Anxiety is a psychological condition that is characterized by excessive worry, fear, and apprehension. It can lead to a number of physical and mental symptoms, including a heightened sense of vulnerability, restlessness, and irritability.

One of the symptoms associated with anxiety is the feeling of being infested with parasites, such as lice. This can be caused by the feeling of itchiness or an uncomfortable sensation on the skin, which may be experienced even if there is no actual infestation.

This is often referred to as a condition called delusional parasitosis or Ekbom’s syndrome.

People who experience anxiety may be more susceptible to feeling like they have lice because of the way their mind processes and interprets sensory information. Anxiety can cause hypervigilance, which is the state of being acutely aware of one’s surroundings and body sensations.

This means that an individual may be more aware of any sensations on their skin or scalp, including a mild itch or twitch, which they may then interpret as the presence of lice.

Another possible reason why anxiety can make an individual think they have lice is that anxiety can often lead to stress, which can weaken the immune system.

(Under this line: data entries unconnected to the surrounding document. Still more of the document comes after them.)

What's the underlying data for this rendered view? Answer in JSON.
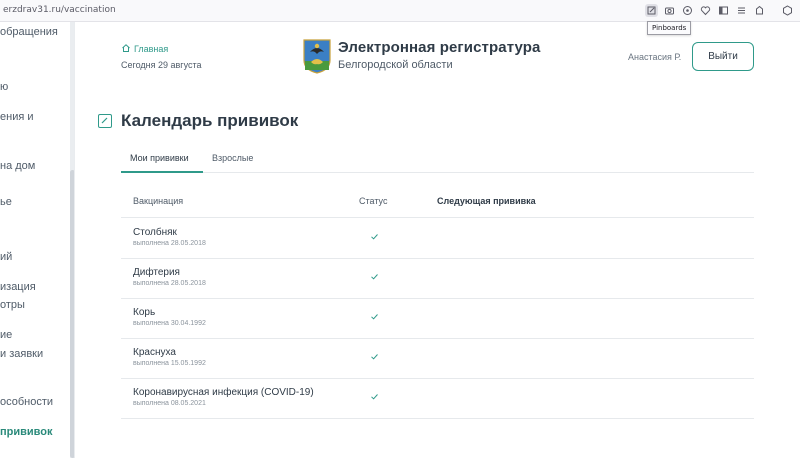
{
  "browser": {
    "url": "erzdrav31.ru/vaccination",
    "tooltip": "Pinboards",
    "toolbar_icons": [
      "pinboard-icon",
      "screenshot-icon",
      "extension-icon",
      "heart-icon",
      "reader-icon",
      "list-icon",
      "lock-icon",
      "pocket-icon"
    ]
  },
  "sidebar": {
    "items": [
      {
        "label": "обращения",
        "active": false
      },
      {
        "label": "ю",
        "active": false
      },
      {
        "label": "ения и",
        "active": false
      },
      {
        "label": "на дом",
        "active": false
      },
      {
        "label": "ье",
        "active": false
      },
      {
        "label": "ий",
        "active": false
      },
      {
        "label": "изация",
        "active": false
      },
      {
        "label": "отры",
        "active": false
      },
      {
        "label": "ие",
        "active": false
      },
      {
        "label": "и заявки",
        "active": false
      },
      {
        "label": "особности",
        "active": false
      },
      {
        "label": "прививок",
        "active": true
      }
    ]
  },
  "header": {
    "home_label": "Главная",
    "date_text": "Сегодня 29 августа",
    "brand_title": "Электронная регистратура",
    "brand_subtitle": "Белгородской области",
    "user_name": "Анастасия Р.",
    "logout_label": "Выйти"
  },
  "page": {
    "title": "Календарь прививок",
    "tabs": [
      {
        "label": "Мои прививки",
        "active": true
      },
      {
        "label": "Взрослые",
        "active": false
      }
    ]
  },
  "table": {
    "columns": [
      "Вакцинация",
      "Статус",
      "Следующая прививка"
    ],
    "rows": [
      {
        "name": "Столбняк",
        "date": "выполнена 28.05.2018",
        "status": "done"
      },
      {
        "name": "Дифтерия",
        "date": "выполнена 28.05.2018",
        "status": "done"
      },
      {
        "name": "Корь",
        "date": "выполнена 30.04.1992",
        "status": "done"
      },
      {
        "name": "Краснуха",
        "date": "выполнена 15.05.1992",
        "status": "done"
      },
      {
        "name": "Коронавирусная инфекция (COVID-19)",
        "date": "выполнена 08.05.2021",
        "status": "done"
      }
    ]
  },
  "colors": {
    "accent": "#2f9a8a",
    "text": "#2f3b47",
    "muted": "#8a939c",
    "divider": "#e6e9ec"
  }
}
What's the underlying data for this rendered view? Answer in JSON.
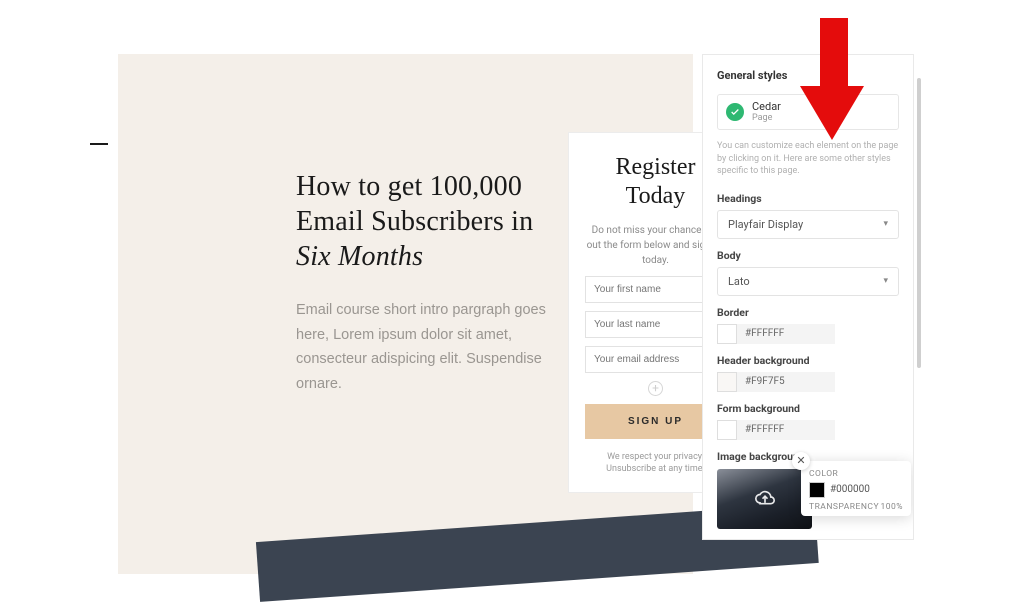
{
  "hero": {
    "title_plain": "How to get 100,000 Email Subscribers in",
    "title_em": "Six Months",
    "intro": "Email course short intro pargraph goes here, Lorem ipsum dolor sit amet, consecteur adispicing elit. Suspendise ornare."
  },
  "form": {
    "title": "Register Today",
    "subtext": "Do not miss your chance. Fill out the form below and sign up today.",
    "placeholders": {
      "first": "Your first name",
      "last": "Your last name",
      "email": "Your email address"
    },
    "button": "SIGN UP",
    "privacy": "We respect your privacy. Unsubscribe at any time."
  },
  "panel": {
    "title": "General styles",
    "template": {
      "name": "Cedar",
      "sub": "Page"
    },
    "helper": "You can customize each element on the page by clicking on it. Here are some other styles specific to this page.",
    "headings": {
      "label": "Headings",
      "value": "Playfair Display"
    },
    "body_font": {
      "label": "Body",
      "value": "Lato"
    },
    "border": {
      "label": "Border",
      "hex": "#FFFFFF"
    },
    "header_bg": {
      "label": "Header background",
      "hex": "#F9F7F5"
    },
    "form_bg": {
      "label": "Form background",
      "hex": "#FFFFFF"
    },
    "image_bg": {
      "label": "Image background"
    },
    "popover": {
      "color_label": "COLOR",
      "color_hex": "#000000",
      "transparency_label": "TRANSPARENCY",
      "transparency_value": "100%"
    }
  }
}
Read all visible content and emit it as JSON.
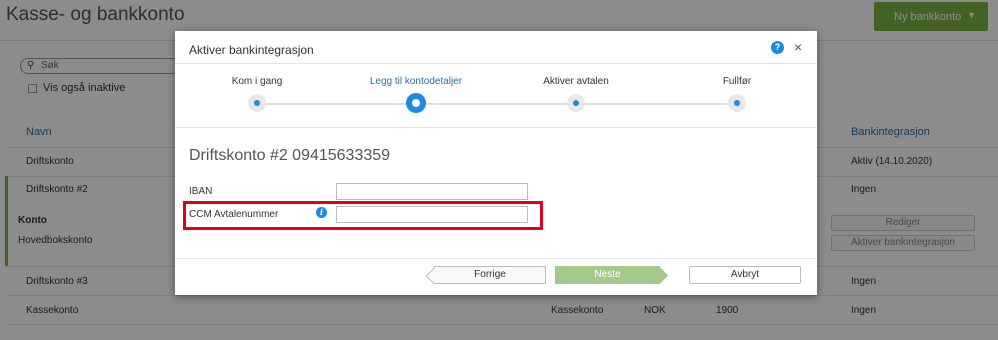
{
  "page": {
    "title": "Kasse- og bankkonto",
    "new_button": "Ny bankkonto",
    "search_placeholder": "Søk",
    "show_inactive": "Vis også inaktive",
    "columns": {
      "name": "Navn",
      "bank_integration": "Bankintegrasjon"
    },
    "rows": [
      {
        "name": "Driftskonto",
        "bank_integration": "Aktiv (14.10.2020)"
      },
      {
        "name": "Driftskonto #2",
        "bank_integration": "Ingen"
      },
      {
        "name": "Driftskonto #3",
        "bank_integration": "Ingen"
      },
      {
        "name": "Kassekonto",
        "type": "Kassekonto",
        "currency": "NOK",
        "number": "1900",
        "bank_integration": "Ingen"
      }
    ],
    "detail": {
      "label": "Konto",
      "value": "Hovedbokskonto"
    },
    "edit_button": "Rediger",
    "activate_button": "Aktiver bankintegrasjon"
  },
  "modal": {
    "title": "Aktiver bankintegrasjon",
    "steps": [
      {
        "label": "Kom i gang",
        "active": false
      },
      {
        "label": "Legg til kontodetaljer",
        "active": true
      },
      {
        "label": "Aktiver avtalen",
        "active": false
      },
      {
        "label": "Fullfør",
        "active": false
      }
    ],
    "account_title": "Driftskonto #2 09415633359",
    "fields": {
      "iban_label": "IBAN",
      "iban_value": "",
      "ccm_label": "CCM Avtalenummer",
      "ccm_value": ""
    },
    "buttons": {
      "prev": "Forrige",
      "next": "Neste",
      "cancel": "Avbryt"
    }
  },
  "colors": {
    "accent": "#1e88e5",
    "brand_green": "#7cb342",
    "highlight": "#e0001b"
  }
}
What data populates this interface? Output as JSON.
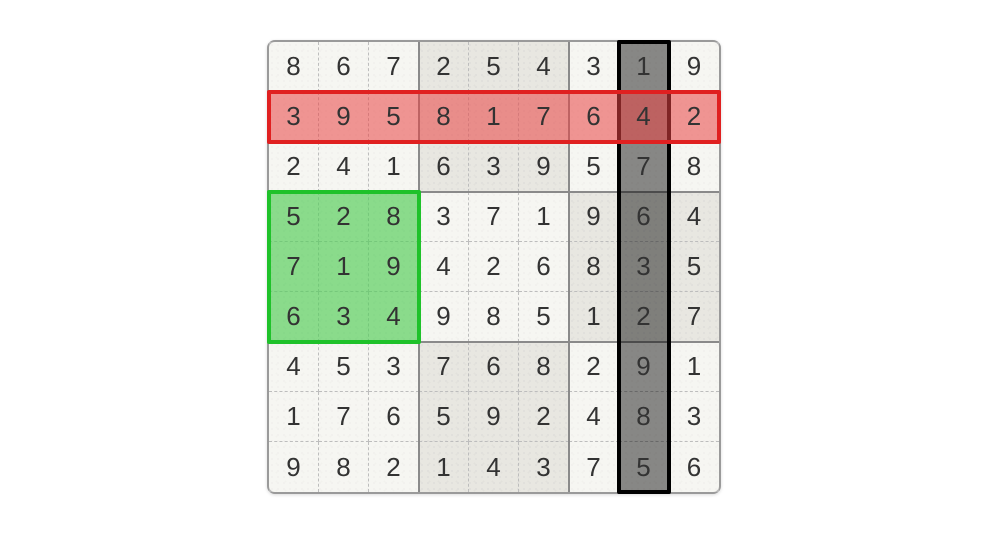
{
  "sudoku": {
    "grid": [
      [
        8,
        6,
        7,
        2,
        5,
        4,
        3,
        1,
        9
      ],
      [
        3,
        9,
        5,
        8,
        1,
        7,
        6,
        4,
        2
      ],
      [
        2,
        4,
        1,
        6,
        3,
        9,
        5,
        7,
        8
      ],
      [
        5,
        2,
        8,
        3,
        7,
        1,
        9,
        6,
        4
      ],
      [
        7,
        1,
        9,
        4,
        2,
        6,
        8,
        3,
        5
      ],
      [
        6,
        3,
        4,
        9,
        8,
        5,
        1,
        2,
        7
      ],
      [
        4,
        5,
        3,
        7,
        6,
        8,
        2,
        9,
        1
      ],
      [
        1,
        7,
        6,
        5,
        9,
        2,
        4,
        8,
        3
      ],
      [
        9,
        8,
        2,
        1,
        4,
        3,
        7,
        5,
        6
      ]
    ],
    "highlights": {
      "row": {
        "index": 1,
        "color": "red"
      },
      "column": {
        "index": 7,
        "color": "black"
      },
      "box": {
        "row": 1,
        "col": 0,
        "color": "green"
      }
    },
    "colors": {
      "red_fill": "#e94444",
      "red_border": "#e02020",
      "green_fill": "#3cd246",
      "green_border": "#1fc22a",
      "black_fill": "#000000",
      "black_border": "#000000",
      "grid_border": "#9a9a9a"
    }
  }
}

This can make the individual more susceptible to infection and infestations, including lice.

However, it is important to note that anxiety does not directly cause an infestation of lice.

Anxiety can make an individual think they have lice due to the heightened awareness of their body and environment caused by hypervigilance. However, it is important to seek professional help if these feelings persist or result in a confirmed diagnosis of delusional parasitosis.

It is also important to seek medical attention if there is an actual infestation of lice to prevent it from spreading to others.